Although it’s easy to catch a bug in an airport or at a hotel, it is possible to steer clear of germs. I consulted with a few experts and compiled a list of ways to stay healthy while traveling.
Get enough sleep
Dr. Lisa Doggett, a board-certified family physician in Austin, Texas, recommended snoozing as much as you can. The National Sleep Foundation suggests adults between the ages of 18 and 64 get between seven and nine hours of sleep per night.
“Sleep is critical to allow our minds and bodies to rejuvenate after a stressful day,” Doggett said.
Doggett advised going to bed and getting up at about the same time every day. And if it’s too noisy to get some zzz’s, try using earplugs.
Keep your hands clean
Kate Fuss, a physician assistant and a wellness blogger at The Healthy Habiteer, said hand washing is key to good health. She proposed scrubbing before using the bathroom, before eating and before touching your eyes, nose or mouth.
Doggett agreed. “Hand washing may be the single most important way to prevent the spread of infections,” she said.
Hand sanitizer is also a useful item to pack and come in handy in a pinch.

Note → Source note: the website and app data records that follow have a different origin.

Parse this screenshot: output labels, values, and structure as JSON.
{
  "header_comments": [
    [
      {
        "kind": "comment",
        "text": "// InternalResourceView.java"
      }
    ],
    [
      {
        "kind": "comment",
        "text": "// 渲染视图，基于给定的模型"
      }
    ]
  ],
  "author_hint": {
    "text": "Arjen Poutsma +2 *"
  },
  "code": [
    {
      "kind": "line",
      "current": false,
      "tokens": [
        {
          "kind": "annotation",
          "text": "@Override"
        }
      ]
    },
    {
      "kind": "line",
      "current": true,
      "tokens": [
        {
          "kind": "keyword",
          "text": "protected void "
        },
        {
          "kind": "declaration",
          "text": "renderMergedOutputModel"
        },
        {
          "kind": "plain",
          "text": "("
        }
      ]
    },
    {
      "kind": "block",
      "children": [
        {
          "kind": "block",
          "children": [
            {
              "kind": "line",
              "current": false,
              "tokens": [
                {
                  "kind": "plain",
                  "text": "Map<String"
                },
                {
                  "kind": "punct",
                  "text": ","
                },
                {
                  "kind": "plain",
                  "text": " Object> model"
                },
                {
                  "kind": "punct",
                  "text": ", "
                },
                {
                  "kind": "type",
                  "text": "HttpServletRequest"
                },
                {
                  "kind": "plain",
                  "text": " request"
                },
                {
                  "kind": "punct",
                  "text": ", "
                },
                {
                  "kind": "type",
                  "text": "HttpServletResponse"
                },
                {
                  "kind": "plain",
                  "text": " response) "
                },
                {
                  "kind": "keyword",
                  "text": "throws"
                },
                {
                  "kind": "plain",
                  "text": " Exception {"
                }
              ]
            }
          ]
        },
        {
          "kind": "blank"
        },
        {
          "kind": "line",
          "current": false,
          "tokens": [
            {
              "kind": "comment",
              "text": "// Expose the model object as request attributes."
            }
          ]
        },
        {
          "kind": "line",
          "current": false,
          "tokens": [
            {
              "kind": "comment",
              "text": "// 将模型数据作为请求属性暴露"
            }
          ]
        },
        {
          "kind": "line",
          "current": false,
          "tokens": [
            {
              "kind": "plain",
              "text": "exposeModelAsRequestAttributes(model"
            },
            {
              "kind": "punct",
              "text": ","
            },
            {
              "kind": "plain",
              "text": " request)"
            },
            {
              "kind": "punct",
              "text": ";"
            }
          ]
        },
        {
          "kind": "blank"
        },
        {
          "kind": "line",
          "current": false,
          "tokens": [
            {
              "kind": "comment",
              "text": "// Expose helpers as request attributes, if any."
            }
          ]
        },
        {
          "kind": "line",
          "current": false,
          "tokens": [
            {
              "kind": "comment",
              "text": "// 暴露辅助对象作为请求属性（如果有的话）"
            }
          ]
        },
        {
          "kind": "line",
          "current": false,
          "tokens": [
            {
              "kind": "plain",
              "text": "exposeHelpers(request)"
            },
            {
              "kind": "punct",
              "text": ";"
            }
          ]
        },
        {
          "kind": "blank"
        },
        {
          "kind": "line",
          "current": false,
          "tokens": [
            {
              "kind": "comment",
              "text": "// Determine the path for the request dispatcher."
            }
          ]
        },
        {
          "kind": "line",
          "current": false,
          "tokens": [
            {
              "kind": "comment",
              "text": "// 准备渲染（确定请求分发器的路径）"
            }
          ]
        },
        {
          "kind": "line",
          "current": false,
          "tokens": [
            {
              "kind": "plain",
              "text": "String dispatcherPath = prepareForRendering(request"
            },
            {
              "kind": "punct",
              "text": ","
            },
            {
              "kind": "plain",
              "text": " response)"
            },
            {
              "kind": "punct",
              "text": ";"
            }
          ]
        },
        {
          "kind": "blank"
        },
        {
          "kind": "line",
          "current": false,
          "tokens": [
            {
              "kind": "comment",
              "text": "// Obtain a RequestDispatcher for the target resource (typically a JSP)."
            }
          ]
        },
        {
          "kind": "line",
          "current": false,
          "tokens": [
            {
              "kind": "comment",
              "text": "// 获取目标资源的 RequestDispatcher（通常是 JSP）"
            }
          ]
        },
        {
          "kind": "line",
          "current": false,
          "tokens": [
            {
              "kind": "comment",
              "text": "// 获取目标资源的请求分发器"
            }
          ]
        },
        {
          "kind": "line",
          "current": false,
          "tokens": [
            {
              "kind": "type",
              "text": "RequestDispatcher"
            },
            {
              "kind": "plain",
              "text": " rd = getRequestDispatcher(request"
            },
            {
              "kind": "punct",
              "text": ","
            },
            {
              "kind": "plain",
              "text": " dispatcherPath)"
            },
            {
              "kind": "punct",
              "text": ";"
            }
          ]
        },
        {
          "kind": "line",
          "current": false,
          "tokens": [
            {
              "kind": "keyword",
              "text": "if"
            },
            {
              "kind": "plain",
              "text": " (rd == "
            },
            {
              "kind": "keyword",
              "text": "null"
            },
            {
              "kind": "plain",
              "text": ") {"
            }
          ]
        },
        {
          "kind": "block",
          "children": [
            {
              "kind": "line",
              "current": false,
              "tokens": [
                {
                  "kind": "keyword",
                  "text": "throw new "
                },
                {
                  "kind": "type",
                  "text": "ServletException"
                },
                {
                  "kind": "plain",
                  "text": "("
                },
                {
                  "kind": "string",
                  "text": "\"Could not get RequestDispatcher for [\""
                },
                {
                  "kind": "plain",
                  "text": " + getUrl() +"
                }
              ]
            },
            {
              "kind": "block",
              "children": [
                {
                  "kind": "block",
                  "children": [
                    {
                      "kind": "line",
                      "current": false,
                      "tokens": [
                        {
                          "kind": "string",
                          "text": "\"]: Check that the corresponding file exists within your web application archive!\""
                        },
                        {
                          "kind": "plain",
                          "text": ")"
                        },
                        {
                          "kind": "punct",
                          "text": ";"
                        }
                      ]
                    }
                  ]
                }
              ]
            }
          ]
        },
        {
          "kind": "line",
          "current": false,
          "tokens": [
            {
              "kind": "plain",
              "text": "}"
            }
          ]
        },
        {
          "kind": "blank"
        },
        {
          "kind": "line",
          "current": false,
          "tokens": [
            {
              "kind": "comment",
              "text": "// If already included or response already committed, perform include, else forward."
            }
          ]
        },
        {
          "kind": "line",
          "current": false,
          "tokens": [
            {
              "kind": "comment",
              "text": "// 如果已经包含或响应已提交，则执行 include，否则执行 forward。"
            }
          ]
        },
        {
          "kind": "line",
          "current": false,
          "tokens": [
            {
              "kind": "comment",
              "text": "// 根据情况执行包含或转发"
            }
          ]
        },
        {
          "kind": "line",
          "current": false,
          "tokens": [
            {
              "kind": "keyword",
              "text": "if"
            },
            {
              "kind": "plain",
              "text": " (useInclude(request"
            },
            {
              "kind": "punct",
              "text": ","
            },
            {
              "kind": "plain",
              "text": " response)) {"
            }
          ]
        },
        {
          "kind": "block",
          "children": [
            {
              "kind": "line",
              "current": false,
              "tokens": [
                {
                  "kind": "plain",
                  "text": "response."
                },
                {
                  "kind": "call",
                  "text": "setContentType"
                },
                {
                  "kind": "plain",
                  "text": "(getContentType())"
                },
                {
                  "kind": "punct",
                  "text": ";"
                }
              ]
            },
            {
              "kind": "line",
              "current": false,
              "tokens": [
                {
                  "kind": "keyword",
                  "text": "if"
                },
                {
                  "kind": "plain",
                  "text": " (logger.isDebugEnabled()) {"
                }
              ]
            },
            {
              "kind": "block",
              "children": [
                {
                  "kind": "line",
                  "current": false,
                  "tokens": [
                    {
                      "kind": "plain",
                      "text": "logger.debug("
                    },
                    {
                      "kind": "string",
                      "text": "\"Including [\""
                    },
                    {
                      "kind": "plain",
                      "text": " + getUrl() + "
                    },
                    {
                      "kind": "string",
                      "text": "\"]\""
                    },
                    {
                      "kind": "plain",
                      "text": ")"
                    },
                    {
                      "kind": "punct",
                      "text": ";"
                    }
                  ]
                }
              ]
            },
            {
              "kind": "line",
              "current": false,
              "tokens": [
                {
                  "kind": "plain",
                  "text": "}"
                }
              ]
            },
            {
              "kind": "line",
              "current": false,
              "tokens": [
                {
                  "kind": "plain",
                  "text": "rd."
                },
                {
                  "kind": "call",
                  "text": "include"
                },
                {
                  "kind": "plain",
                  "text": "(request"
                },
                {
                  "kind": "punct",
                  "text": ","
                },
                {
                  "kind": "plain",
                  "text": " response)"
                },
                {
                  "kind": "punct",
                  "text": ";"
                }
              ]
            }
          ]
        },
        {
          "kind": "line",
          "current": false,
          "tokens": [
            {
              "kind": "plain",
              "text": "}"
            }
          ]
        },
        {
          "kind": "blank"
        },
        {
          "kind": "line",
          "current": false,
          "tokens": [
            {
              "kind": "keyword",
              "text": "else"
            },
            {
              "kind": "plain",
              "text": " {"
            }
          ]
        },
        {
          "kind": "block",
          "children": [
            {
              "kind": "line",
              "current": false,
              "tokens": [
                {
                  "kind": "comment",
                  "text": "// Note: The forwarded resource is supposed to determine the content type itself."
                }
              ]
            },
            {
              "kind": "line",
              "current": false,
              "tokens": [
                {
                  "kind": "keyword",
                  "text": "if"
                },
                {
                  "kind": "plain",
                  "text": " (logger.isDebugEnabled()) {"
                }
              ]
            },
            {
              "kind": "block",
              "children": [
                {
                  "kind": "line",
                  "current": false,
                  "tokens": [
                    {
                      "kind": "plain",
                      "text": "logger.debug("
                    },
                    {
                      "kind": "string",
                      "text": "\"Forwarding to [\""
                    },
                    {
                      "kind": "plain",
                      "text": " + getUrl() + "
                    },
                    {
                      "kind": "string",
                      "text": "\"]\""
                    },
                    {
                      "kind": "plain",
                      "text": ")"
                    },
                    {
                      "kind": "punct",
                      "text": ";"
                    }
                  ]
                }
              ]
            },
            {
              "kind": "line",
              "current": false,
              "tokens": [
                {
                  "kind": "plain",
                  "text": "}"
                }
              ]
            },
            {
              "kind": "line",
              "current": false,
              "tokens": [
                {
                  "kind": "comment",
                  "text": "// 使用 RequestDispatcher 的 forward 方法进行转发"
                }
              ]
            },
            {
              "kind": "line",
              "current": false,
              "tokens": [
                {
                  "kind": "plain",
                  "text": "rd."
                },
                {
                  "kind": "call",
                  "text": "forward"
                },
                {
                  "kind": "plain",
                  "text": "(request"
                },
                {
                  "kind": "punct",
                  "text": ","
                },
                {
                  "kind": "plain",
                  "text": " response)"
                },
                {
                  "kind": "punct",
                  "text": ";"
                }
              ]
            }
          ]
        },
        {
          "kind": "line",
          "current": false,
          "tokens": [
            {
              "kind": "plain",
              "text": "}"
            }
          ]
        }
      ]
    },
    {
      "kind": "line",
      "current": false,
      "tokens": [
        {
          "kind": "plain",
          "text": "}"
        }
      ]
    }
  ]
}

And while you’re taking care of yourself, watch out for others. To avoid passing germs onto your fellow travelers, Fuss recommended coughing and sneezing into your elbow.
Surfaces used by multiple people — like restaurant tables or the seat back tray table on an airplane — can get dirty and grimy. That’s why Fuss endorsed bringing along disinfectant wipes. “I wipe down the tray, knob and the armrest for extra measure,” she said via email.
Stay on top of your health
Though it’s demanding to eat healthy while away from home, Doggett and Fuss said it’s important. Doggett suggested eating fruits or vegetables with every meal and limiting alcohol consumption to one drink at most.
“I try to eat foods with the least amount of ingredients, ingredients I can recognize and non-GMO or as organic as possible (within budget),” Fuss added. “Additionally, refraining from highly processed foods and drinks is a smart choice, as having high blood pressure makes it more challenging for your body to heal,” she said.
Eating isn’t the only way to keep your body in tip-top shape. Doggett noted that preventive care is necessary for staying in healthy. Seeing a doctor regularly (typically every one or two years, depending on your age) and getting a flu shot are great ways to maintain good health.
Don’t bank on herbs or supplements
As an Airborne lover, this news was hard for me to hear. But Doggett said the evidence that Echinacea and Vitamin C actually prevent infection is poor. They’re okay to take, but don’t count on the fact that they’ll keep you healthy.